Erin Hatton and Mary Nell Trautner of the University at Buffalo examined the covers of Rolling Stone magazine from 1967 to 2009 to measure changes in the sexualization of men and women in popular media over time.
"We chose Rolling Stone, because it is a well-established, pop-culture media outlet," Hatton says in a statement.
"It is not explicitly about sex or relationships; foremost it is about music. But it also covers politics, film, television and current events, and so offers a useful window into how women and men are portrayed generally in popular culture."
Using a "scale of sexualization" that gave "points" if the subject's lips were parted or the subject was only partially clad or naked, the study found 11 percent of men and 44 percent of women were sexualized in the 1960s, while in the 2000s, 17 percent of men were sexualized and 83 percent of women were sexualized.
However, among those images that were sexualized, 2 percent of men and 61 percent of women were hypersexualized.
"In the 2000s, there were 10 times more hypersexualized images of women than men, and 11 times more non-sexualized images of men than of women," Hatton says.

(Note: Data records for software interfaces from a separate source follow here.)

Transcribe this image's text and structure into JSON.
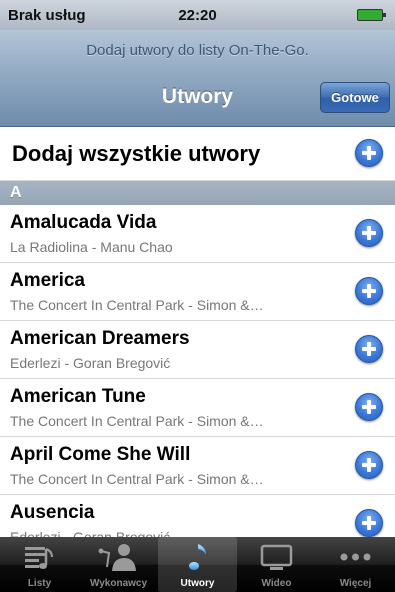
{
  "status_bar": {
    "carrier": "Brak usług",
    "time": "22:20"
  },
  "nav": {
    "prompt": "Dodaj utwory do listy On-The-Go.",
    "title": "Utwory",
    "done_label": "Gotowe"
  },
  "add_all_label": "Dodaj wszystkie utwory",
  "section_letter": "A",
  "songs": [
    {
      "title": "Amalucada Vida",
      "subtitle": "La Radiolina - Manu Chao"
    },
    {
      "title": "America",
      "subtitle": "The Concert In Central Park - Simon &…"
    },
    {
      "title": "American Dreamers",
      "subtitle": "Ederlezi - Goran Bregović"
    },
    {
      "title": "American Tune",
      "subtitle": "The Concert In Central Park - Simon &…"
    },
    {
      "title": "April Come She Will",
      "subtitle": "The Concert In Central Park - Simon &…"
    },
    {
      "title": "Ausencia",
      "subtitle": "Ederlezi - Goran Bregović"
    }
  ],
  "tabs": [
    {
      "label": "Listy",
      "icon": "playlist-icon"
    },
    {
      "label": "Wykonawcy",
      "icon": "artists-icon"
    },
    {
      "label": "Utwory",
      "icon": "music-note-icon",
      "active": true
    },
    {
      "label": "Wideo",
      "icon": "video-icon"
    },
    {
      "label": "Więcej",
      "icon": "more-icon"
    }
  ],
  "colors": {
    "accent": "#3c78d8",
    "nav_top": "#b4c4d6",
    "nav_bottom": "#6f8cac"
  }
}
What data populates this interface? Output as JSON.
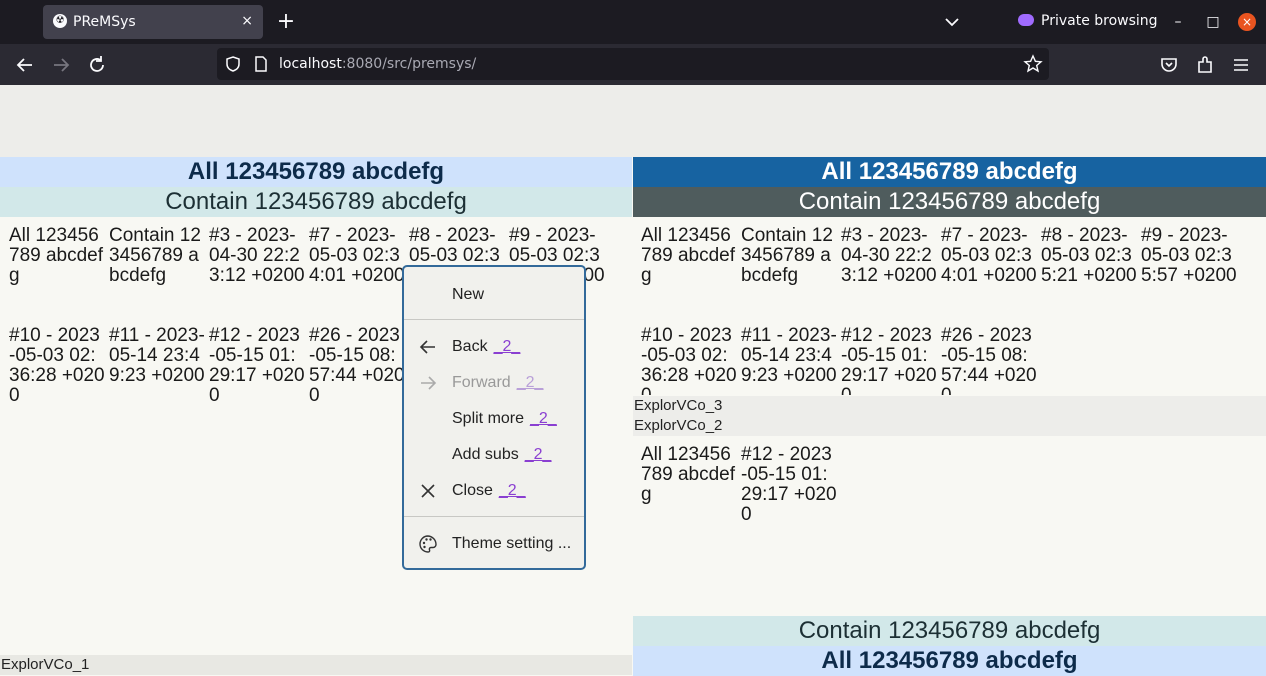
{
  "browser": {
    "tab_title": "PReMSys",
    "tab_close": "×",
    "new_tab": "+",
    "private_label": "Private browsing",
    "url_host": "localhost",
    "url_rest": ":8080/src/premsys/",
    "minimize": "–",
    "maximize": "□",
    "close": "×"
  },
  "left_pane": {
    "bars": [
      {
        "label": "All 123456789 abcdefg",
        "bg": "#cfe2fc",
        "color": "#0d2b4a"
      },
      {
        "label": "Contain 123456789 abcdefg",
        "bg": "#d2e8e9",
        "color": "#1c2f34"
      }
    ],
    "cells_row1": [
      "All 123456789 abcdefg",
      "Contain 123456789 abcdefg",
      "#3 - 2023-04-30 22:23:12 +0200",
      "#7 - 2023-05-03 02:34:01 +0200",
      "#8 - 2023-05-03 02:35:21 +0200",
      "#9 - 2023-05-03 02:35:57 +0200"
    ],
    "cells_row2": [
      "#10 - 2023-05-03 02:36:28 +0200",
      "#11 - 2023-05-14 23:49:23 +0200",
      "#12 - 2023-05-15 01:29:17 +0200",
      "#26 - 2023-05-15 08:57:44 +0200"
    ],
    "footer_label": "ExplorVCo_1"
  },
  "right_pane": {
    "bars_top": [
      {
        "label": "All 123456789 abcdefg",
        "bg": "#1763a1",
        "color": "#ffffff"
      },
      {
        "label": "Contain 123456789 abcdefg",
        "bg": "#4f5c5d",
        "color": "#ffffff"
      }
    ],
    "cells_row1": [
      "All 123456789 abcdefg",
      "Contain 123456789 abcdefg",
      "#3 - 2023-04-30 22:23:12 +0200",
      "#7 - 2023-05-03 02:34:01 +0200",
      "#8 - 2023-05-03 02:35:21 +0200",
      "#9 - 2023-05-03 02:35:57 +0200"
    ],
    "cells_row2": [
      "#10 - 2023-05-03 02:36:28 +0200",
      "#11 - 2023-05-14 23:49:23 +0200",
      "#12 - 2023-05-15 01:29:17 +0200",
      "#26 - 2023-05-15 08:57:44 +0200"
    ],
    "label_a": "ExplorVCo_3",
    "label_b": "ExplorVCo_2",
    "cells_row3": [
      "All 123456789 abcdefg",
      "#12 - 2023-05-15 01:29:17 +0200"
    ],
    "bars_bottom": [
      {
        "label": "Contain 123456789 abcdefg",
        "bg": "#d2e8e9",
        "color": "#1c2f34"
      },
      {
        "label": "All 123456789 abcdefg",
        "bg": "#cfe2fc",
        "color": "#0d2b4a"
      }
    ]
  },
  "context_menu": {
    "new": "New",
    "back": "Back",
    "forward": "Forward",
    "split_more": "Split more",
    "add_subs": "Add subs",
    "close": "Close",
    "theme": "Theme setting ...",
    "accel": "_2_"
  }
}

"Sexualized portrayals of women have been found to legitimize or exacerbate violence against women and girls, as well as sexual harassment and anti-women attitudes among men and boys," Hatton says.